*Task description*.
Set down every record below exactly as written, but leave out the pictures.
Data records: Begin
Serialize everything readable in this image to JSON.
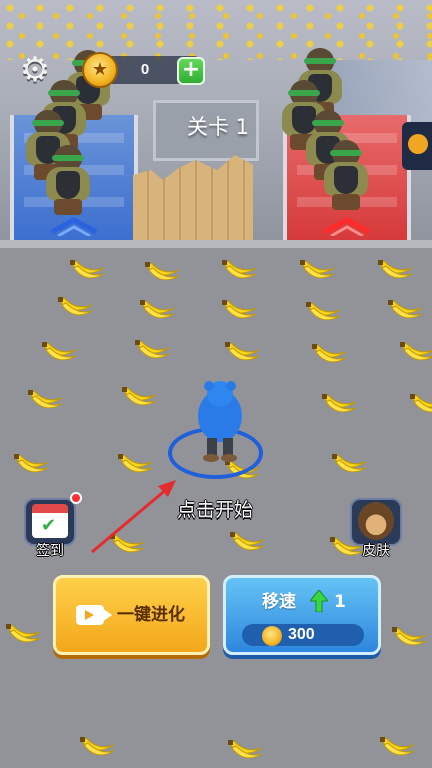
{
  "hud": {
    "coins": "0",
    "plus_label": "+",
    "level_title": "关卡 1"
  },
  "play": {
    "tap_to_start": "点击开始"
  },
  "side_buttons": {
    "checkin_label": "签到",
    "skin_label": "皮肤"
  },
  "bottom_buttons": {
    "evolve_label": "一键进化",
    "speed_label": "移速",
    "speed_level": "1",
    "speed_cost": "300"
  },
  "colors": {
    "team_blue": "#3c6fcf",
    "team_red": "#d63a3a",
    "evolve_button": "#f3a71a",
    "speed_button": "#2f86dd"
  },
  "icons": {
    "settings": "gear-icon",
    "coin": "coin-icon",
    "add": "plus-icon",
    "checkin": "calendar-check-icon",
    "skin": "monkey-avatar-icon",
    "video": "video-ad-icon",
    "upgrade": "arrow-up-icon"
  }
}
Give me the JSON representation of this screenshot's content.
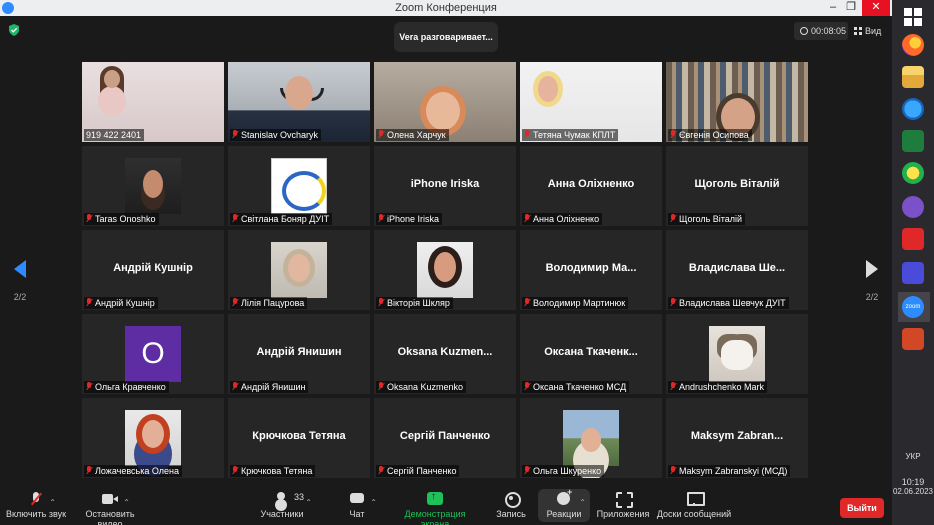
{
  "window": {
    "title": "Zoom Конференция",
    "controls": {
      "minimize": "‒",
      "restore": "❐",
      "close": "✕"
    }
  },
  "header": {
    "speaking": "Vera разговаривает...",
    "timer": "00:08:05",
    "view_label": "Вид"
  },
  "pager": {
    "left": "2/2",
    "right": "2/2"
  },
  "tiles": [
    {
      "label": "919 422 2401",
      "muted": false,
      "pic": "pic-woman-pink ph-video",
      "big": ""
    },
    {
      "label": "Stanislav Ovcharyk",
      "muted": true,
      "pic": "pic-man-office ph-video",
      "big": ""
    },
    {
      "label": "Олена Харчук",
      "muted": true,
      "pic": "pic-woman-room ph-video",
      "big": ""
    },
    {
      "label": "Тетяна Чумак КПЛТ",
      "muted": true,
      "pic": "pic-woman-blonde ph-video",
      "big": ""
    },
    {
      "label": "Євгенія Осипова",
      "muted": true,
      "pic": "pic-woman-books ph-video",
      "big": ""
    },
    {
      "label": "Taras Onoshko",
      "muted": true,
      "pic": "pic-man-beard ph-small",
      "big": ""
    },
    {
      "label": "Світлана Боняр ДУІТ",
      "muted": true,
      "pic": "pic-logo ph-small",
      "big": ""
    },
    {
      "label": "iPhone Iriska",
      "muted": true,
      "pic": "",
      "big": "iPhone Iriska"
    },
    {
      "label": "Анна Оліхненко",
      "muted": true,
      "pic": "",
      "big": "Анна Оліхненко"
    },
    {
      "label": "Щоголь Віталій",
      "muted": true,
      "pic": "",
      "big": "Щоголь Віталій"
    },
    {
      "label": "Андрій Кушнір",
      "muted": true,
      "pic": "",
      "big": "Андрій Кушнір"
    },
    {
      "label": "Лілія Пацурова",
      "muted": true,
      "pic": "pic-woman-glasses ph-small",
      "big": ""
    },
    {
      "label": "Вікторія Шкляр",
      "muted": true,
      "pic": "pic-woman-dark ph-small",
      "big": ""
    },
    {
      "label": "Володимир Мартинюк",
      "muted": true,
      "pic": "",
      "big": "Володимир Ма..."
    },
    {
      "label": "Владислава Шевчук ДУІТ",
      "muted": true,
      "pic": "",
      "big": "Владислава Ше..."
    },
    {
      "label": "Ольга Кравченко",
      "muted": true,
      "pic": "avatar",
      "big": "",
      "letter": "О"
    },
    {
      "label": "Андрій Янишин",
      "muted": true,
      "pic": "",
      "big": "Андрій Янишин"
    },
    {
      "label": "Oksana Kuzmenko",
      "muted": true,
      "pic": "",
      "big": "Oksana  Kuzmen..."
    },
    {
      "label": "Оксана Ткаченко МСД",
      "muted": true,
      "pic": "",
      "big": "Оксана  Ткаченк..."
    },
    {
      "label": "Andrushchenko Mark",
      "muted": true,
      "pic": "pic-cat ph-small",
      "big": ""
    },
    {
      "label": "Ложачевська Олена",
      "muted": true,
      "pic": "pic-woman-red ph-small",
      "big": ""
    },
    {
      "label": "Крючкова Тетяна",
      "muted": true,
      "pic": "",
      "big": "Крючкова Тетяна"
    },
    {
      "label": "Сергій Панченко",
      "muted": true,
      "pic": "",
      "big": "Сергій Панченко"
    },
    {
      "label": "Ольга Шкуренко",
      "muted": true,
      "pic": "pic-woman-outdoor ph-small",
      "big": ""
    },
    {
      "label": "Maksym Zabranskyi (МСД)",
      "muted": true,
      "pic": "",
      "big": "Maksym  Zabran..."
    }
  ],
  "toolbar": {
    "audio": "Включить звук",
    "video": "Остановить видео",
    "participants": "Участники",
    "participants_count": "33",
    "chat": "Чат",
    "share": "Демонстрация экрана",
    "record": "Запись",
    "reactions": "Реакции",
    "apps": "Приложения",
    "whiteboard": "Доски сообщений",
    "leave": "Выйти",
    "caret": "⌃"
  },
  "taskbar": {
    "zoom_label": "zoom",
    "lang": "УКР",
    "time": "10:19",
    "date": "02.06.2023"
  }
}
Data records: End
*Written reply*.
Serialize everything readable in this image to JSON.
{
  "hud": {
    "coins": "0",
    "plus_label": "+",
    "level_title": "关卡 1"
  },
  "play": {
    "tap_to_start": "点击开始"
  },
  "side_buttons": {
    "checkin_label": "签到",
    "skin_label": "皮肤"
  },
  "bottom_buttons": {
    "evolve_label": "一键进化",
    "speed_label": "移速",
    "speed_level": "1",
    "speed_cost": "300"
  },
  "colors": {
    "team_blue": "#3c6fcf",
    "team_red": "#d63a3a",
    "evolve_button": "#f3a71a",
    "speed_button": "#2f86dd"
  },
  "icons": {
    "settings": "gear-icon",
    "coin": "coin-icon",
    "add": "plus-icon",
    "checkin": "calendar-check-icon",
    "skin": "monkey-avatar-icon",
    "video": "video-ad-icon",
    "upgrade": "arrow-up-icon"
  }
}
Give me the JSON representation of this screenshot's content.
{
  "window": {
    "title": "Zoom Конференция",
    "controls": {
      "minimize": "‒",
      "restore": "❐",
      "close": "✕"
    }
  },
  "header": {
    "speaking": "Vera разговаривает...",
    "timer": "00:08:05",
    "view_label": "Вид"
  },
  "pager": {
    "left": "2/2",
    "right": "2/2"
  },
  "tiles": [
    {
      "label": "919 422 2401",
      "muted": false,
      "pic": "pic-woman-pink ph-video",
      "big": ""
    },
    {
      "label": "Stanislav Ovcharyk",
      "muted": true,
      "pic": "pic-man-office ph-video",
      "big": ""
    },
    {
      "label": "Олена Харчук",
      "muted": true,
      "pic": "pic-woman-room ph-video",
      "big": ""
    },
    {
      "label": "Тетяна Чумак КПЛТ",
      "muted": true,
      "pic": "pic-woman-blonde ph-video",
      "big": ""
    },
    {
      "label": "Євгенія Осипова",
      "muted": true,
      "pic": "pic-woman-books ph-video",
      "big": ""
    },
    {
      "label": "Taras Onoshko",
      "muted": true,
      "pic": "pic-man-beard ph-small",
      "big": ""
    },
    {
      "label": "Світлана Боняр ДУІТ",
      "muted": true,
      "pic": "pic-logo ph-small",
      "big": ""
    },
    {
      "label": "iPhone Iriska",
      "muted": true,
      "pic": "",
      "big": "iPhone Iriska"
    },
    {
      "label": "Анна Оліхненко",
      "muted": true,
      "pic": "",
      "big": "Анна Оліхненко"
    },
    {
      "label": "Щоголь Віталій",
      "muted": true,
      "pic": "",
      "big": "Щоголь Віталій"
    },
    {
      "label": "Андрій Кушнір",
      "muted": true,
      "pic": "",
      "big": "Андрій Кушнір"
    },
    {
      "label": "Лілія Пацурова",
      "muted": true,
      "pic": "pic-woman-glasses ph-small",
      "big": ""
    },
    {
      "label": "Вікторія Шкляр",
      "muted": true,
      "pic": "pic-woman-dark ph-small",
      "big": ""
    },
    {
      "label": "Володимир Мартинюк",
      "muted": true,
      "pic": "",
      "big": "Володимир Ма..."
    },
    {
      "label": "Владислава Шевчук ДУІТ",
      "muted": true,
      "pic": "",
      "big": "Владислава Ше..."
    },
    {
      "label": "Ольга Кравченко",
      "muted": true,
      "pic": "avatar",
      "big": "",
      "letter": "О"
    },
    {
      "label": "Андрій Янишин",
      "muted": true,
      "pic": "",
      "big": "Андрій Янишин"
    },
    {
      "label": "Oksana Kuzmenko",
      "muted": true,
      "pic": "",
      "big": "Oksana  Kuzmen..."
    },
    {
      "label": "Оксана Ткаченко МСД",
      "muted": true,
      "pic": "",
      "big": "Оксана  Ткаченк..."
    },
    {
      "label": "Andrushchenko Mark",
      "muted": true,
      "pic": "pic-cat ph-small",
      "big": ""
    },
    {
      "label": "Ложачевська Олена",
      "muted": true,
      "pic": "pic-woman-red ph-small",
      "big": ""
    },
    {
      "label": "Крючкова Тетяна",
      "muted": true,
      "pic": "",
      "big": "Крючкова Тетяна"
    },
    {
      "label": "Сергій Панченко",
      "muted": true,
      "pic": "",
      "big": "Сергій Панченко"
    },
    {
      "label": "Ольга Шкуренко",
      "muted": true,
      "pic": "pic-woman-outdoor ph-small",
      "big": ""
    },
    {
      "label": "Maksym Zabranskyi (МСД)",
      "muted": true,
      "pic": "",
      "big": "Maksym  Zabran..."
    }
  ],
  "toolbar": {
    "audio": "Включить звук",
    "video": "Остановить видео",
    "participants": "Участники",
    "participants_count": "33",
    "chat": "Чат",
    "share": "Демонстрация экрана",
    "record": "Запись",
    "reactions": "Реакции",
    "apps": "Приложения",
    "whiteboard": "Доски сообщений",
    "leave": "Выйти",
    "caret": "⌃"
  },
  "taskbar": {
    "zoom_label": "zoom",
    "lang": "УКР",
    "time": "10:19",
    "date": "02.06.2023"
  }
}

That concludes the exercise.